Student Health Self Evaluation and Physician's Report
Honestly assess your health and discuss your travel plans with your primary care doctor. Ask your doctor to complete the required Physician's Report. Your examination must take place within twelve months of the start of your program. Bentley's Center for Health and Wellness lists area clinics in the case that it is impossible to see your primary doctor.
If you are experiencing or have experienced physical or emotional problems, please carefully consider your readiness for an international experience. If you are experiencing emotional, eating or substance abuse problems, strongly consider deferring your participation in a program until you have the concern well under control. If you do intend to participate in the program while managing a health issue, speak with your doctor or counselor well in advance of departure to devise a plan for your ongoing care.
When feasible, bring an adequate supply of medication to last the full term abroad. Do not ship medications as they are likely to be held up in customs for an extended period of time or not arrive at all. Bring medications in their original labeled containers along with copies of prescriptions. Know the generic names of all medications.
In some countries, immunizations may be required or recommended. Check with your doctor as well as the World Health Organization and the Centers for Disease Control which offers a Traveler's Health section.
Students with apparent or non-apparent disabilities will likely need to take special measures when planning a study abroad experience. Appropriate accommodations and facilities may not be available in all locations, so discuss your needs with your study abroad advisor as far in advance as possible. Your study abroad advisor and Bentley's coordinator of disability services will work together to assist you. Mobility International is a valuable resource for students with disabilities.
Register Your Travel
The Smart Traveler Enrollment Program (STEP) is a free service provided by the U.S. government to U.S. citizens traveling abroad.

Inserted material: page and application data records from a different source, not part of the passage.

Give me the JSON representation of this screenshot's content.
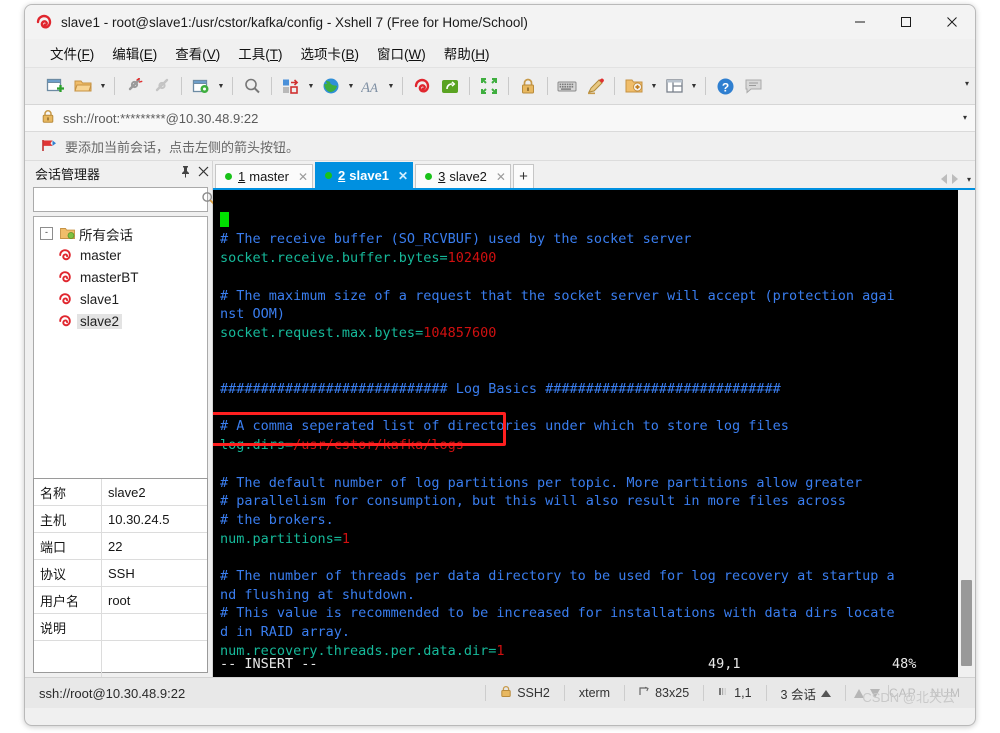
{
  "window": {
    "title": "slave1 - root@slave1:/usr/cstor/kafka/config - Xshell 7 (Free for Home/School)",
    "minimize": "—",
    "maximize": "☐",
    "close": "✕"
  },
  "menubar": [
    {
      "label": "文件",
      "key": "F"
    },
    {
      "label": "编辑",
      "key": "E"
    },
    {
      "label": "查看",
      "key": "V"
    },
    {
      "label": "工具",
      "key": "T"
    },
    {
      "label": "选项卡",
      "key": "B"
    },
    {
      "label": "窗口",
      "key": "W"
    },
    {
      "label": "帮助",
      "key": "H"
    }
  ],
  "toolbar": {
    "icons": [
      "new-session-icon",
      "open-folder-icon",
      "disconnect-icon",
      "reconnect-icon",
      "session-properties-icon",
      "find-icon",
      "transfer-file-icon",
      "globe-icon",
      "font-icon",
      "xshell-icon",
      "xftp-icon",
      "fullscreen-icon",
      "lock-icon",
      "keyboard-icon",
      "highlight-pen-icon",
      "add-to-folder-icon",
      "layout-icon",
      "help-icon",
      "comment-icon"
    ],
    "overflow": "▾"
  },
  "address": {
    "icon": "lock-icon",
    "value": "ssh://root:*********@10.30.48.9:22",
    "caret": "▾"
  },
  "notice": {
    "icon": "red-arrow-icon",
    "text": "要添加当前会话，点击左侧的箭头按钮。"
  },
  "session_manager": {
    "title": "会话管理器",
    "pin": "⚐",
    "close": "✕",
    "search_value": "",
    "search_placeholder": "",
    "search_icon": "search-icon",
    "tree": {
      "root_label": "所有会话",
      "root_toggle": "-",
      "items": [
        {
          "label": "master",
          "selected": false
        },
        {
          "label": "masterBT",
          "selected": false
        },
        {
          "label": "slave1",
          "selected": false
        },
        {
          "label": "slave2",
          "selected": true
        }
      ]
    },
    "properties": [
      {
        "key": "名称",
        "value": "slave2"
      },
      {
        "key": "主机",
        "value": "10.30.24.5"
      },
      {
        "key": "端口",
        "value": "22"
      },
      {
        "key": "协议",
        "value": "SSH"
      },
      {
        "key": "用户名",
        "value": "root"
      },
      {
        "key": "说明",
        "value": ""
      }
    ]
  },
  "tabs": {
    "items": [
      {
        "num": "1",
        "label": "master",
        "active": false,
        "close": "✕"
      },
      {
        "num": "2",
        "label": "slave1",
        "active": true,
        "close": "✕"
      },
      {
        "num": "3",
        "label": "slave2",
        "active": false,
        "close": "✕"
      }
    ],
    "add_label": "+",
    "nav_left": "prev-tab-icon",
    "nav_right": "next-tab-icon",
    "nav_caret": "▾"
  },
  "terminal": {
    "lines": [
      [
        {
          "t": "cursor"
        }
      ],
      [
        {
          "t": "comment",
          "s": "# The receive buffer (SO_RCVBUF) used by the socket server"
        }
      ],
      [
        {
          "t": "key",
          "s": "socket.receive.buffer.bytes="
        },
        {
          "t": "val",
          "s": "102400"
        }
      ],
      [
        {
          "t": "blank"
        }
      ],
      [
        {
          "t": "comment",
          "s": "# The maximum size of a request that the socket server will accept (protection agai"
        }
      ],
      [
        {
          "t": "comment",
          "s": "nst OOM)"
        }
      ],
      [
        {
          "t": "key",
          "s": "socket.request.max.bytes="
        },
        {
          "t": "val",
          "s": "104857600"
        }
      ],
      [
        {
          "t": "blank"
        }
      ],
      [
        {
          "t": "blank"
        }
      ],
      [
        {
          "t": "comment",
          "s": "############################ Log Basics #############################"
        }
      ],
      [
        {
          "t": "blank"
        }
      ],
      [
        {
          "t": "comment",
          "s": "# A comma seperated list of directories under which to store log files"
        }
      ],
      [
        {
          "t": "key",
          "s": "log.dirs="
        },
        {
          "t": "val",
          "s": "/usr/cstor/kafka/logs"
        }
      ],
      [
        {
          "t": "blank"
        }
      ],
      [
        {
          "t": "comment",
          "s": "# The default number of log partitions per topic. More partitions allow greater"
        }
      ],
      [
        {
          "t": "comment",
          "s": "# parallelism for consumption, but this will also result in more files across"
        }
      ],
      [
        {
          "t": "comment",
          "s": "# the brokers."
        }
      ],
      [
        {
          "t": "key",
          "s": "num.partitions="
        },
        {
          "t": "val",
          "s": "1"
        }
      ],
      [
        {
          "t": "blank"
        }
      ],
      [
        {
          "t": "comment",
          "s": "# The number of threads per data directory to be used for log recovery at startup a"
        }
      ],
      [
        {
          "t": "comment",
          "s": "nd flushing at shutdown."
        }
      ],
      [
        {
          "t": "comment",
          "s": "# This value is recommended to be increased for installations with data dirs locate"
        }
      ],
      [
        {
          "t": "comment",
          "s": "d in RAID array."
        }
      ],
      [
        {
          "t": "key",
          "s": "num.recovery.threads.per.data.dir="
        },
        {
          "t": "val",
          "s": "1"
        }
      ]
    ],
    "status": {
      "mode": "-- INSERT --",
      "position": "49,1",
      "percent": "48%"
    },
    "highlight_color": "#ff2020"
  },
  "statusbar": {
    "connection": "ssh://root@10.30.48.9:22",
    "lock_icon": "lock-icon",
    "protocol": "SSH2",
    "term_type": "xterm",
    "size_icon": "terminal-size-icon",
    "size": "83x25",
    "cursor_icon": "cursor-position-icon",
    "cursor": "1,1",
    "sessions": "3 会话",
    "sessions_caret": "▲",
    "arrow_up": "scroll-up-icon",
    "arrow_down": "scroll-down-icon",
    "caps": "CAP",
    "num": "NUM",
    "watermark": "CSDN @北天云"
  },
  "colors": {
    "accent": "#0090e0",
    "terminal_bg": "#000000",
    "comment": "#3a7ef0",
    "key": "#16b99a",
    "value": "#d01010",
    "cursor": "#00e000",
    "highlight": "#ff2020"
  }
}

STEP allows Americans abroad to receive updates from the nearest embassy or consulate and allows the Department of State to better assist you in an emergency.
- Use alcohol wisely and never use illegal drugs. Impaired judgement puts you at increased risk for accident, injury, and crime.
- Do not walk alone at night.
- Be aware of local laws and act in a responsible manner.
- Never leave your belongings unattended.
- Do not store or carry your documents and money together in one place. Carry only the necessities to minimize chance for loss.
- Be aware of your surroundings
- Do not display money openly.
- Be inconspicuous in dress and demeanor. Be aware of belongings that might be perceived as valuable to theives.
- Try speaking the local language, even with other study abroad students.
- Do not drive or hitchhike.
- Practice safe sex.
- Be wary of people who seem overly friendly or interested in you.
- Know your local 911 equivalent and other emergency contacts.
Always inform the on-site coordinator at the host institution and your family of your travel plans (destinations, itineraries, and how to contact you), even if it is just a weekend trip. This information is vital in case you need to be contacted in the event of an emergency. Needless to say, be certain to educate yourself about any destination you plan to visit prior to your departure.
- Make sure you always carry the emergency contact numbers for your on-site coordinator, the U.S. embassy/consulate, and the police. (See your emergency card.)
- Stay informed of the current political situation in your host country by using the local media. Consult the U.S. Department of State travel advisories (
- Avoid potential target areas, especially bars, clubs, fast food restaurants, banks churches, embassies/consulates frequented by U.S. citizens.
- Stay away from areas known to have large concentrations of residents unfriendly to the United States.
- Stay out of political demonstrations. Resist the temptation to satisfy your curiosity and investigate what is happening. Go to a secure location and watch it on the news.
- Do not agree to newspaper, TV, or radio interviews regarding political conflicts or controversial issues. Remain inconspicuous.